Integralism aims to insure a high degree of cooperation and individual autonomy, while also maintaining a social order with nested levels of authority.
Administrative and logistical concerns are engaged at their local or systemic level, and are thus are considered to be distributed. Decision making and planning is increasingly concentrated towards the higher levels of the network, and thus is considered to be centralized.
An Eye Towards Nature
Integralism is simultaneously spiritual, social, and political, ideally without distinction.
Looking towards Nature as the primal expression of a higher power, Integralists seek to understand and mimic Natural processes in their socio-political efforts, employing Natural principles intentionally.
This exploration reveals several key points:
- A higher power exists. It is not important what we call this power.
- The means through which we initially become intimate with this power is through its ubiquitous expression: Nature.
- As beings who arise from and within the context of Nature, we are endowed with certain qualities and capacities.
- All living beings are NOT equal. Differences are natural.
- A Nation is its people and their culture, and is not necessarily tied to location.
- Nations are not mere social contracts, but instead consist of an organic synarchy of individuals with similar heritage and culture.
- A Nation requires both heirarchical and heterarcical components to function correctly and endure.
- Race, or racial differentiation, is a valid means of classification, as evinced by the clear preponderance of divergent sub-species of countless animals in Nature.
- True diversity means maintaining the distinctness of each racial group.
- Each racial group has a natural imperative to preserve and propagate its interests.
- Elements foreign to the integrated functioning of a particular Nation must be minimized or eliminated.
The Freedom to Disassociate
While Integralism supports mutual understanding and cooperation between all Peoples, and all Nations, it fundamentally rejects the extant globalist hypothesis of “one world without borders” as a anti-Natural fallacy. There are simply too many differences among the peoples of the world for an integralist society to emerge using that model.
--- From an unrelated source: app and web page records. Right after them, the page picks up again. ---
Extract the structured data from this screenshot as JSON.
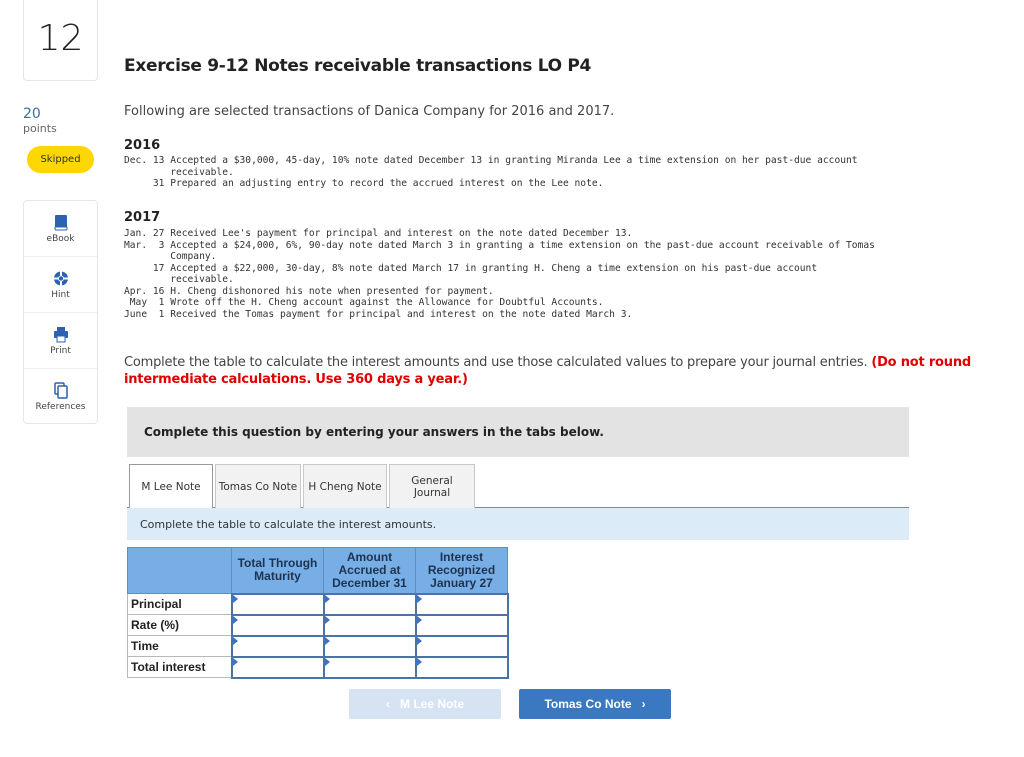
{
  "question": {
    "number": "12",
    "points_value": "20",
    "points_label": "points",
    "status": "Skipped"
  },
  "tools": [
    {
      "label": "eBook",
      "icon": "book-icon"
    },
    {
      "label": "Hint",
      "icon": "lifebuoy-icon"
    },
    {
      "label": "Print",
      "icon": "printer-icon"
    },
    {
      "label": "References",
      "icon": "copy-documents-icon"
    }
  ],
  "exercise": {
    "title": "Exercise 9-12 Notes receivable transactions LO P4",
    "intro": "Following are selected transactions of Danica Company for 2016 and 2017.",
    "years": [
      {
        "year": "2016",
        "lines": [
          "Dec. 13 Accepted a $30,000, 45-day, 10% note dated December 13 in granting Miranda Lee a time extension on her past-due account",
          "        receivable.",
          "     31 Prepared an adjusting entry to record the accrued interest on the Lee note."
        ]
      },
      {
        "year": "2017",
        "lines": [
          "Jan. 27 Received Lee's payment for principal and interest on the note dated December 13.",
          "Mar.  3 Accepted a $24,000, 6%, 90-day note dated March 3 in granting a time extension on the past-due account receivable of Tomas",
          "        Company.",
          "     17 Accepted a $22,000, 30-day, 8% note dated March 17 in granting H. Cheng a time extension on his past-due account",
          "        receivable.",
          "Apr. 16 H. Cheng dishonored his note when presented for payment.",
          " May  1 Wrote off the H. Cheng account against the Allowance for Doubtful Accounts.",
          "June  1 Received the Tomas payment for principal and interest on the note dated March 3."
        ]
      }
    ],
    "instruction": "Complete the table to calculate the interest amounts and use those calculated values to prepare your journal entries. ",
    "instruction_emphasis": "(Do not round intermediate calculations. Use 360 days a year.)"
  },
  "answer_area": {
    "banner": "Complete this question by entering your answers in the tabs below.",
    "tabs": [
      {
        "label": "M Lee Note",
        "active": true
      },
      {
        "label": "Tomas Co Note",
        "active": false
      },
      {
        "label": "H Cheng Note",
        "active": false
      },
      {
        "label": "General Journal",
        "active": false
      }
    ],
    "subtitle": "Complete the table to calculate the interest amounts.",
    "table": {
      "columns": [
        "",
        "Total Through Maturity",
        "Amount Accrued at December 31",
        "Interest Recognized January 27"
      ],
      "rows": [
        {
          "label": "Principal",
          "values": [
            "",
            "",
            ""
          ]
        },
        {
          "label": "Rate (%)",
          "values": [
            "",
            "",
            ""
          ]
        },
        {
          "label": "Time",
          "values": [
            "",
            "",
            ""
          ]
        },
        {
          "label": "Total interest",
          "values": [
            "",
            "",
            ""
          ]
        }
      ]
    },
    "nav": {
      "prev_label": "M Lee Note",
      "prev_icon": "chevron-left-icon",
      "prev_disabled": true,
      "next_label": "Tomas Co Note",
      "next_icon": "chevron-right-icon"
    }
  },
  "colors": {
    "skipped_badge": "#ffd700",
    "emphasis_red": "#e00000",
    "table_header": "#77aee6",
    "next_button": "#3a78c2",
    "prev_button_disabled": "#d6e3f2",
    "subbar": "#dcebf8",
    "banner": "#e3e3e3"
  }
}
The much-touted globalist principle of “diversity” is anything but. Without their own spaces, cultures, languages, and defining characteristics, all peoples will be absorbed into a grey mass of formless, purposeless, and mediocre “humanity.” True diversity is the preservation of unique peoples and cultures.
Integralists affirm the principle of free association through choice, as well as the freedom to disassociate. Any specific group (whether organized on the basis of beliefs, as a racial or ethnic group, or through other common interests) ought not be compelled to associate with another, and from this follows that it is an imperative to provide distinct ethnic groups with a space of their own.
The Integralist social model provides a means of internal organization; one that may also be employed externally as a means of connecting groups that lack Natural affinity, yet share the syntax of the Integralist method, in order to serve as a means of mediation, negotiation, cooperation, and exchange.